(3 of 7)
In another episode, Crockett's infatuation with a new girlfriend is distracting him from a case involving a gang of murderous youths. One morning he fails to show up for surveillance duty with Tubbs, who as a result is beaten up by a pair of thugs. No words are spoken between the partners; everything is conveyed by looks of recrimination and guilt. Indeed, the pair say nothing at all to each other until Crockett's redemption at the episode's end, when he comes to Tubbs' aid in a tight spot. Again there are no heavy- handed closeups or explicit dialogue, just an understated shot of the pair walking away from the camera arm in arm and a terse final exchange. Crockett: "Want to go fishin'?" Tubbs: "I'd rather go trollin'. "

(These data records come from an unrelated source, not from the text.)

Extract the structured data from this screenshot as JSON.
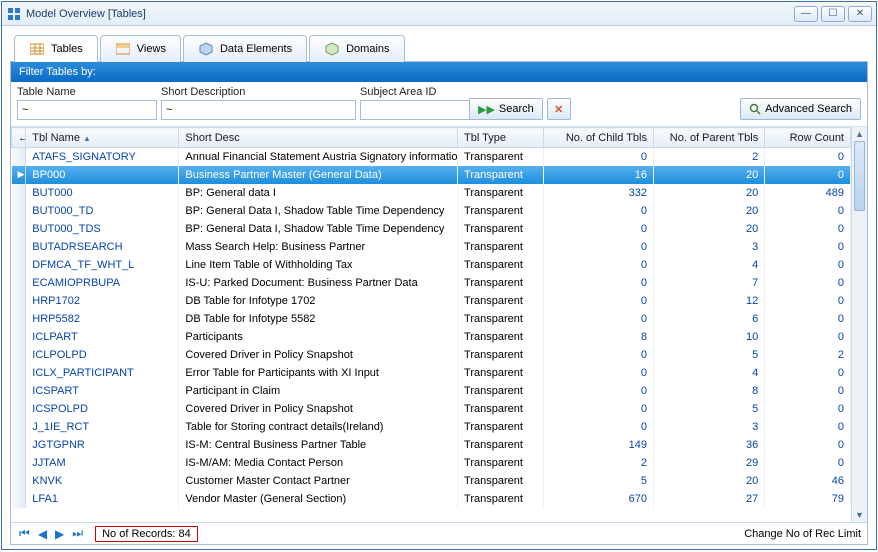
{
  "window": {
    "title": "Model Overview [Tables]"
  },
  "tabs": [
    {
      "label": "Tables",
      "active": true
    },
    {
      "label": "Views"
    },
    {
      "label": "Data Elements"
    },
    {
      "label": "Domains"
    }
  ],
  "filter": {
    "header": "Filter Tables by:",
    "table_name_label": "Table Name",
    "table_name_value": "~",
    "short_desc_label": "Short Description",
    "short_desc_value": "~",
    "subject_area_label": "Subject Area ID",
    "subject_area_value": "",
    "search_label": "Search",
    "advanced_label": "Advanced Search"
  },
  "columns": {
    "tbl_name": "Tbl Name",
    "short_desc": "Short Desc",
    "tbl_type": "Tbl Type",
    "child": "No. of Child Tbls",
    "parent": "No. of Parent Tbls",
    "rowcount": "Row Count"
  },
  "rows": [
    {
      "name": "ATAFS_SIGNATORY",
      "desc": "Annual Financial Statement Austria Signatory informatio",
      "type": "Transparent",
      "child": "0",
      "parent": "2",
      "rows": "0"
    },
    {
      "name": "BP000",
      "desc": "Business Partner Master (General Data)",
      "type": "Transparent",
      "child": "16",
      "parent": "20",
      "rows": "0",
      "selected": true
    },
    {
      "name": "BUT000",
      "desc": "BP: General data I",
      "type": "Transparent",
      "child": "332",
      "parent": "20",
      "rows": "489"
    },
    {
      "name": "BUT000_TD",
      "desc": "BP: General Data I, Shadow Table Time Dependency",
      "type": "Transparent",
      "child": "0",
      "parent": "20",
      "rows": "0"
    },
    {
      "name": "BUT000_TDS",
      "desc": "BP: General Data I, Shadow Table Time Dependency",
      "type": "Transparent",
      "child": "0",
      "parent": "20",
      "rows": "0"
    },
    {
      "name": "BUTADRSEARCH",
      "desc": "Mass Search Help: Business Partner",
      "type": "Transparent",
      "child": "0",
      "parent": "3",
      "rows": "0"
    },
    {
      "name": "DFMCA_TF_WHT_L",
      "desc": "Line Item Table of  Withholding Tax",
      "type": "Transparent",
      "child": "0",
      "parent": "4",
      "rows": "0"
    },
    {
      "name": "ECAMIOPRBUPA",
      "desc": "IS-U: Parked Document: Business Partner Data",
      "type": "Transparent",
      "child": "0",
      "parent": "7",
      "rows": "0"
    },
    {
      "name": "HRP1702",
      "desc": "DB Table for Infotype 1702",
      "type": "Transparent",
      "child": "0",
      "parent": "12",
      "rows": "0"
    },
    {
      "name": "HRP5582",
      "desc": "DB Table for Infotype 5582",
      "type": "Transparent",
      "child": "0",
      "parent": "6",
      "rows": "0"
    },
    {
      "name": "ICLPART",
      "desc": "Participants",
      "type": "Transparent",
      "child": "8",
      "parent": "10",
      "rows": "0"
    },
    {
      "name": "ICLPOLPD",
      "desc": "Covered Driver in Policy Snapshot",
      "type": "Transparent",
      "child": "0",
      "parent": "5",
      "rows": "2"
    },
    {
      "name": "ICLX_PARTICIPANT",
      "desc": "Error Table for Participants with XI Input",
      "type": "Transparent",
      "child": "0",
      "parent": "4",
      "rows": "0"
    },
    {
      "name": "ICSPART",
      "desc": "Participant in Claim",
      "type": "Transparent",
      "child": "0",
      "parent": "8",
      "rows": "0"
    },
    {
      "name": "ICSPOLPD",
      "desc": "Covered Driver in Policy Snapshot",
      "type": "Transparent",
      "child": "0",
      "parent": "5",
      "rows": "0"
    },
    {
      "name": "J_1IE_RCT",
      "desc": "Table for Storing contract details(Ireland)",
      "type": "Transparent",
      "child": "0",
      "parent": "3",
      "rows": "0"
    },
    {
      "name": "JGTGPNR",
      "desc": "IS-M: Central Business Partner Table",
      "type": "Transparent",
      "child": "149",
      "parent": "36",
      "rows": "0"
    },
    {
      "name": "JJTAM",
      "desc": "IS-M/AM: Media Contact Person",
      "type": "Transparent",
      "child": "2",
      "parent": "29",
      "rows": "0"
    },
    {
      "name": "KNVK",
      "desc": "Customer Master Contact Partner",
      "type": "Transparent",
      "child": "5",
      "parent": "20",
      "rows": "46"
    },
    {
      "name": "LFA1",
      "desc": "Vendor Master (General Section)",
      "type": "Transparent",
      "child": "670",
      "parent": "27",
      "rows": "79"
    }
  ],
  "footer": {
    "records_label": "No of Records: 84",
    "change_limit": "Change No of Rec Limit"
  }
}
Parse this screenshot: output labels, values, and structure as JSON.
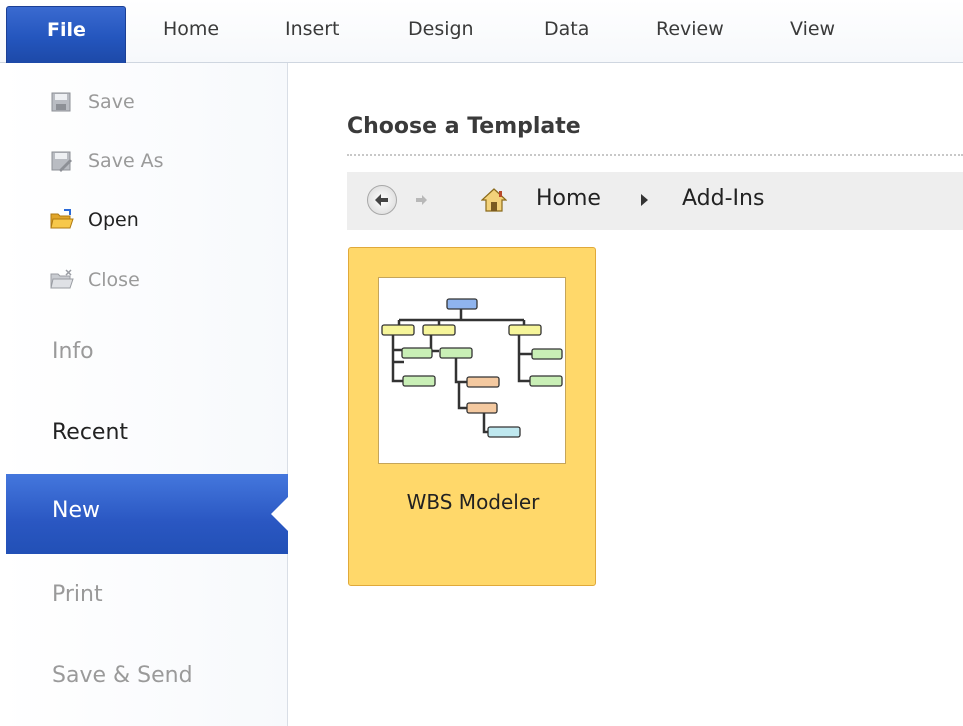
{
  "tabs": {
    "file": "File",
    "items": [
      "Home",
      "Insert",
      "Design",
      "Data",
      "Review",
      "View"
    ]
  },
  "backstage": {
    "commands": [
      {
        "label": "Save",
        "icon": "save-icon",
        "enabled": false
      },
      {
        "label": "Save As",
        "icon": "save-as-icon",
        "enabled": false
      },
      {
        "label": "Open",
        "icon": "open-folder-icon",
        "enabled": true
      },
      {
        "label": "Close",
        "icon": "close-folder-icon",
        "enabled": false
      }
    ],
    "sections": [
      {
        "label": "Info",
        "enabled": false
      },
      {
        "label": "Recent",
        "enabled": true
      },
      {
        "label": "New",
        "selected": true
      },
      {
        "label": "Print",
        "enabled": false
      },
      {
        "label": "Save & Send",
        "enabled": false
      }
    ]
  },
  "main": {
    "title": "Choose a Template",
    "breadcrumb": {
      "home_icon": "home-icon",
      "items": [
        "Home",
        "Add-Ins"
      ]
    },
    "templates": [
      {
        "label": "WBS Modeler",
        "selected": true
      }
    ]
  },
  "colors": {
    "accent": "#2a57c2",
    "tile_selected": "#ffd86a",
    "disabled_text": "#9a9a9a"
  }
}
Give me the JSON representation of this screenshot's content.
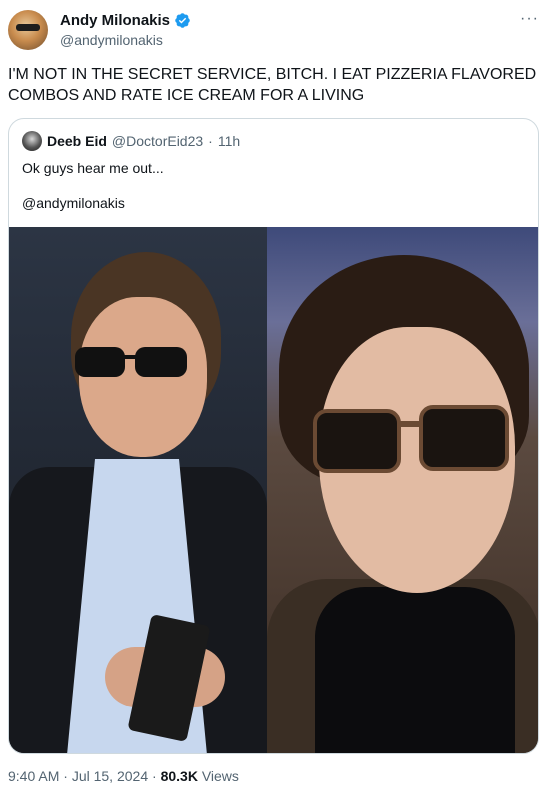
{
  "author": {
    "display_name": "Andy Milonakis",
    "handle": "@andymilonakis",
    "verified": true,
    "avatar_icon": "profile-avatar"
  },
  "more_menu": "···",
  "tweet_text": "I'M NOT IN THE SECRET SERVICE, BITCH. I EAT PIZZERIA FLAVORED COMBOS AND RATE ICE CREAM FOR A LIVING",
  "quoted": {
    "display_name": "Deeb Eid",
    "handle": "@DoctorEid23",
    "separator": "·",
    "time": "11h",
    "text": "Ok guys hear me out...",
    "mention": "@andymilonakis",
    "media": [
      "photo-secret-service-agent-sunglasses",
      "photo-person-sunglasses"
    ]
  },
  "footer": {
    "time": "9:40 AM",
    "separator": "·",
    "date": "Jul 15, 2024",
    "views_count": "80.3K",
    "views_label": "Views"
  },
  "colors": {
    "text_primary": "#0f1419",
    "text_secondary": "#536471",
    "border": "#cfd9de",
    "verified_blue": "#1d9bf0"
  }
}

With its rich, almost operatic texture and stripped-down story lines, Miami Vice has brought TV's cops-and-robbers genre back to its roots: the mythic battle between good and evil. Such battles were once commonplace on TV, in westerns like Gunsmoke and The Rifleman, and in an earlier generation of police shows, from Kojak to The Streets of San Francisco. In recent years, however, these hard-nosed cops have been replaced by a new band of lighthearted crime fighters, from Tom Selleck in Magnum, P.I., to Angela Lansbury in Murder, She Wrote. Even the few "serious" police shows on TV, notably Hill Street Blues and Cagney & Lacey, are less about black hats vs. white hats than about ordinary folks coping with the stress of extraordinary jobs.
It took a few episodes for Miami Vice to hit its stride. The earliest segments were sprinkled with predictable character exposition and comic relief. Crockett, for instance, was an ex-college football star with a wife suing him for divorce and a "funny" pet alligator named Elvis. Two mid- season changes were crucial. The alligator, along with most of the comic relief, was dropped. And a riveting new character, the brooding Lieut. Castillo (played with remarkable power by Emmy Nominee Edward James Olmos), joined the show. Castillo, Tubbs and Crockett bear less resemblance to other cop-show protagonists than to classic western heroes--men, in the words of Critic Robert Warshow, whose "melancholy comes from the 'simple' recognition that life is unavoidably serious."
Miami Vice is the most intensely serious cop show on TV. The drug smugglers, mob bosses, psychotic youth gangs and smut peddlers who emerge from the underworld each week are the most vividly portrayed evildoers on TV since Eliot Ness squared off against Frank Nitti on The Untouchables. Even more striking, however, is the show's depiction of the temptation that evil presents to basically good men. It is no accident that Crockett and Tubbs frequently go undercover, and seem to blend in perfectly when they do. Moreover, the show's most powerful episodes deal with law-enforcement officials who have gone over to "the other side."